◆ **Your objective**
Every line of the data that contains the string "this" must be copied.

◆ **Material shown**

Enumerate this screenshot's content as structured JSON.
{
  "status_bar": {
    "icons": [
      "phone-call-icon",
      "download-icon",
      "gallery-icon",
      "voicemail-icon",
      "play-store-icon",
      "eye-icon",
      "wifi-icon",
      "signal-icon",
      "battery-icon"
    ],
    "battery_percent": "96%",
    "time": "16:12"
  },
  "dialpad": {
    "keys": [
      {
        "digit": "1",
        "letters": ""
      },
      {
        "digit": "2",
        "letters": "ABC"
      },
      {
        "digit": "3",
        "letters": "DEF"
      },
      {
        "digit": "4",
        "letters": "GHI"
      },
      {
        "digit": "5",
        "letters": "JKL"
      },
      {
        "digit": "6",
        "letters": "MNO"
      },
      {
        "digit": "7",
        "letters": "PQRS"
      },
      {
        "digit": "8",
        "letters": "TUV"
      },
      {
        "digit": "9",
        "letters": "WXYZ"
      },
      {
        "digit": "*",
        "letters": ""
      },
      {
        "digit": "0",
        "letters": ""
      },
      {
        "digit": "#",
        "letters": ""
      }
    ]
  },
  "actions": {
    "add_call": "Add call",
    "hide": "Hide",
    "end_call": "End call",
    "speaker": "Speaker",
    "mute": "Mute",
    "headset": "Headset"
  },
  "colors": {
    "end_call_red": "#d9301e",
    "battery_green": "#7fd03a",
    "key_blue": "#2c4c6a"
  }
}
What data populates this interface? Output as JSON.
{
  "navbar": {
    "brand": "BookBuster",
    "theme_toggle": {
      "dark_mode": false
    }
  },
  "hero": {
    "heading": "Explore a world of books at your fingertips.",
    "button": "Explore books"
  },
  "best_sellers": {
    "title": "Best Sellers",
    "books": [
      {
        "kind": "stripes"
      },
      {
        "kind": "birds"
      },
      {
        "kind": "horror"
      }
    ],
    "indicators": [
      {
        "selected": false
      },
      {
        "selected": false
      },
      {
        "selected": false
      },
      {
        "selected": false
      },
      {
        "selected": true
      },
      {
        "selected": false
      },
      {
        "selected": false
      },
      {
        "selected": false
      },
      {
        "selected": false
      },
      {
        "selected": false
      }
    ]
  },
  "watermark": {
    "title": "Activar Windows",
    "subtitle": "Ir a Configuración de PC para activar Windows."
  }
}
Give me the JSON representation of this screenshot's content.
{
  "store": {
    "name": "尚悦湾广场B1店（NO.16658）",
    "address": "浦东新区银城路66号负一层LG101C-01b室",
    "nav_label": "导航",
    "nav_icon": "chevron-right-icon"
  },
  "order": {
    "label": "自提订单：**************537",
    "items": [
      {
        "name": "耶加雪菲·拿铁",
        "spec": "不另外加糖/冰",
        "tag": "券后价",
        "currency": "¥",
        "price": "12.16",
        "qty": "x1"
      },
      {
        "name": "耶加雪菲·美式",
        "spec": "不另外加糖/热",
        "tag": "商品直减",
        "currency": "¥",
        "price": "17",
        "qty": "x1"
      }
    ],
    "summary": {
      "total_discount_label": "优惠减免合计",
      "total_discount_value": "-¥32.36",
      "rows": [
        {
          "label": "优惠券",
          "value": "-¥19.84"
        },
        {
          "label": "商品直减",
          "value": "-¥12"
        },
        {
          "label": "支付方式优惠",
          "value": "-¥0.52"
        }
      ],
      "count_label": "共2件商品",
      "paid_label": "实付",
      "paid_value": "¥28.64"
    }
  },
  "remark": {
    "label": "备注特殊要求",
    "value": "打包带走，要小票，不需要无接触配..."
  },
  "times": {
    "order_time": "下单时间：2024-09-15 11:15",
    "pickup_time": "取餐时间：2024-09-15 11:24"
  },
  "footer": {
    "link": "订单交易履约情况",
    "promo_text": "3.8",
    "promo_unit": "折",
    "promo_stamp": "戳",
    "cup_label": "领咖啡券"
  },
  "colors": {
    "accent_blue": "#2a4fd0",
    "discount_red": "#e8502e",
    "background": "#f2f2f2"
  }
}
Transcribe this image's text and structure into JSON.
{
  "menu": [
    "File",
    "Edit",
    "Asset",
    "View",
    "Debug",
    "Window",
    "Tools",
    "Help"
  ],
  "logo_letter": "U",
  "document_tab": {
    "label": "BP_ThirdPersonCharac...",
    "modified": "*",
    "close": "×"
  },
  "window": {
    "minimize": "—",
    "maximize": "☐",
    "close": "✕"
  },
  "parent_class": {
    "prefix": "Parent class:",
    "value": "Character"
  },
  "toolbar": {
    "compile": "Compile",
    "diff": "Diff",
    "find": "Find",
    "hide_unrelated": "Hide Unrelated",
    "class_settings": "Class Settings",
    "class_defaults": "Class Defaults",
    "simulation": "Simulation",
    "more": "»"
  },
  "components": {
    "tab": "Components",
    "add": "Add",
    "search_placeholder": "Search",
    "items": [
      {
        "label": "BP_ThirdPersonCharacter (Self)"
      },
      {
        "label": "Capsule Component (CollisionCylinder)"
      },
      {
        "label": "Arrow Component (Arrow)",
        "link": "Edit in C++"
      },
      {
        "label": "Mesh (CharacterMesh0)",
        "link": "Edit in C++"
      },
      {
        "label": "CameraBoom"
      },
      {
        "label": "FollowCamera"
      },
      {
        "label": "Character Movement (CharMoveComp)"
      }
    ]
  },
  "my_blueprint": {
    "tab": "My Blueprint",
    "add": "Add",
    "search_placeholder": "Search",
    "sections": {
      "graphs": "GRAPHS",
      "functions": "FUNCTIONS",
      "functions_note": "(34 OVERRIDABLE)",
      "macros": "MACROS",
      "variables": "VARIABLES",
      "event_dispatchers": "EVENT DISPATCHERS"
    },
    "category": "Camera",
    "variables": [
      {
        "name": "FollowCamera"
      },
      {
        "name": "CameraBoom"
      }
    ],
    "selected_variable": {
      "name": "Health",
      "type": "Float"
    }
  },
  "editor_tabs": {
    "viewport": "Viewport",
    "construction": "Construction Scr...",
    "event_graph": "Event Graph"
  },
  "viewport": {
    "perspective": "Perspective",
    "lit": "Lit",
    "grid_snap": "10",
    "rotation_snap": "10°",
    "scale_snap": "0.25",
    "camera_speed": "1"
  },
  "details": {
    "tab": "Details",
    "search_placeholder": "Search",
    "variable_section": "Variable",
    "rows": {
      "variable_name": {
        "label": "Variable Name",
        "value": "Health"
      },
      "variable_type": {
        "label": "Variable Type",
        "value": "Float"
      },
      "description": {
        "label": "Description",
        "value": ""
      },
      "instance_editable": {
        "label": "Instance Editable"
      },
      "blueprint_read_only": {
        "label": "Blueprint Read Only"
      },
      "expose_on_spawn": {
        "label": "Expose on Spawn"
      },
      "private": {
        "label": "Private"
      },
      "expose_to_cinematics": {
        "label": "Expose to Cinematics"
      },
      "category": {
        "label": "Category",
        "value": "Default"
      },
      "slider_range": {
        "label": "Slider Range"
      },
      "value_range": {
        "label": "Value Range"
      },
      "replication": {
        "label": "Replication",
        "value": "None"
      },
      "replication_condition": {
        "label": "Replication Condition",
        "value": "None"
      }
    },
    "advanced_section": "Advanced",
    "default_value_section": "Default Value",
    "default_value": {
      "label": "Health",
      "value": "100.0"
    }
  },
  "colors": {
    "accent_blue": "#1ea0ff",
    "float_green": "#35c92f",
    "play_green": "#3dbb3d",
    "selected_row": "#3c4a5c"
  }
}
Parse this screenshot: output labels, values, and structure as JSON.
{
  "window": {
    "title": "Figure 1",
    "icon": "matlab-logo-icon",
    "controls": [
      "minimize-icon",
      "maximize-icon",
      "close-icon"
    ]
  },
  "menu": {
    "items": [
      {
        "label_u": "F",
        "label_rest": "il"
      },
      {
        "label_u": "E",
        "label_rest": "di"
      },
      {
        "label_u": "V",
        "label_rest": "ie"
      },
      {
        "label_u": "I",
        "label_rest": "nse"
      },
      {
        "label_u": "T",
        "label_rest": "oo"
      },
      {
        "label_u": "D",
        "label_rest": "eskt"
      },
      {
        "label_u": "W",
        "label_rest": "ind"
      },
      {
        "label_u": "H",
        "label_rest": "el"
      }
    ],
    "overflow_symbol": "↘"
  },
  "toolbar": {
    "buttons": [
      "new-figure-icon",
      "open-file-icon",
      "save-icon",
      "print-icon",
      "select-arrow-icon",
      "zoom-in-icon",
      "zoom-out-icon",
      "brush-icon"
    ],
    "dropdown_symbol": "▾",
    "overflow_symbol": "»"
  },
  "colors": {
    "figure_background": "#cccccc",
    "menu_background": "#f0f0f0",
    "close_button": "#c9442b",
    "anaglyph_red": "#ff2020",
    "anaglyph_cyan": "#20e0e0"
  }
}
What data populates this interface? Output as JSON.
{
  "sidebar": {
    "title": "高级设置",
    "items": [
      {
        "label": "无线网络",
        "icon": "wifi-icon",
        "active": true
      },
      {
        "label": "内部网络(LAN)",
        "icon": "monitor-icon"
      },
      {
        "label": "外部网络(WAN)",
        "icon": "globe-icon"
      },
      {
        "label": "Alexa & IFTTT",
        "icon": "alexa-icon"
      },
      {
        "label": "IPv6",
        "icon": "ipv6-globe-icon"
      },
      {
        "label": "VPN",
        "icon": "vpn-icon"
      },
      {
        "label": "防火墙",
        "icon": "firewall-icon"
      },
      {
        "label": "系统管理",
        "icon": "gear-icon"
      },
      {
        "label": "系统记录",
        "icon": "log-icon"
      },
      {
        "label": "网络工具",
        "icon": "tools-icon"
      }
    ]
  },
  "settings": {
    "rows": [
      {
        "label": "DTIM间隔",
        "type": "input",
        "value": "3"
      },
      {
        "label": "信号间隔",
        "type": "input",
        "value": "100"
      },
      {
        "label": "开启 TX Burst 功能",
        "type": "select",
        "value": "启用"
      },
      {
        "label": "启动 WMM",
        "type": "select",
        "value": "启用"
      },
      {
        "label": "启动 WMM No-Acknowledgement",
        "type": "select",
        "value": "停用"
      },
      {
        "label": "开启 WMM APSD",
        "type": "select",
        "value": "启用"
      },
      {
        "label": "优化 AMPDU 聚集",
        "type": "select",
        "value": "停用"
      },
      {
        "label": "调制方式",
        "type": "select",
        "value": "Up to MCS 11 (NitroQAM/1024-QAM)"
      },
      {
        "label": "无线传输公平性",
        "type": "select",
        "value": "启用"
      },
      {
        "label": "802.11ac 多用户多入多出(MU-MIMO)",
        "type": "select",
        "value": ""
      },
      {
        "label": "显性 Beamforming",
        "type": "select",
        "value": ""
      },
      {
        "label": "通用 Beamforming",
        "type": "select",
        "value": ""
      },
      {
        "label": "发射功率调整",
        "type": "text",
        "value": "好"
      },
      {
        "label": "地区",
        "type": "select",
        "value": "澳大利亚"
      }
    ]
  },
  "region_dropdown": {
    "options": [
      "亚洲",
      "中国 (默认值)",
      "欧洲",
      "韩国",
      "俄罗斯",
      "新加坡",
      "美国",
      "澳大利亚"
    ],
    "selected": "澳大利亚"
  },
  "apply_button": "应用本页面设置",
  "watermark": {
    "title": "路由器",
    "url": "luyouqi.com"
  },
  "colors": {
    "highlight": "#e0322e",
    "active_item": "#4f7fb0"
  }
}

◆ **Exercise answer**
Enumerate this screenshot's content as structured JSON.
What data populates this interface? Output as JSON.
Give me the JSON representation of this screenshot's content.
Transcribe this image's text and structure into JSON.
Parse this screenshot: output labels, values, and structure as JSON.
What data populates this interface? Output as JSON.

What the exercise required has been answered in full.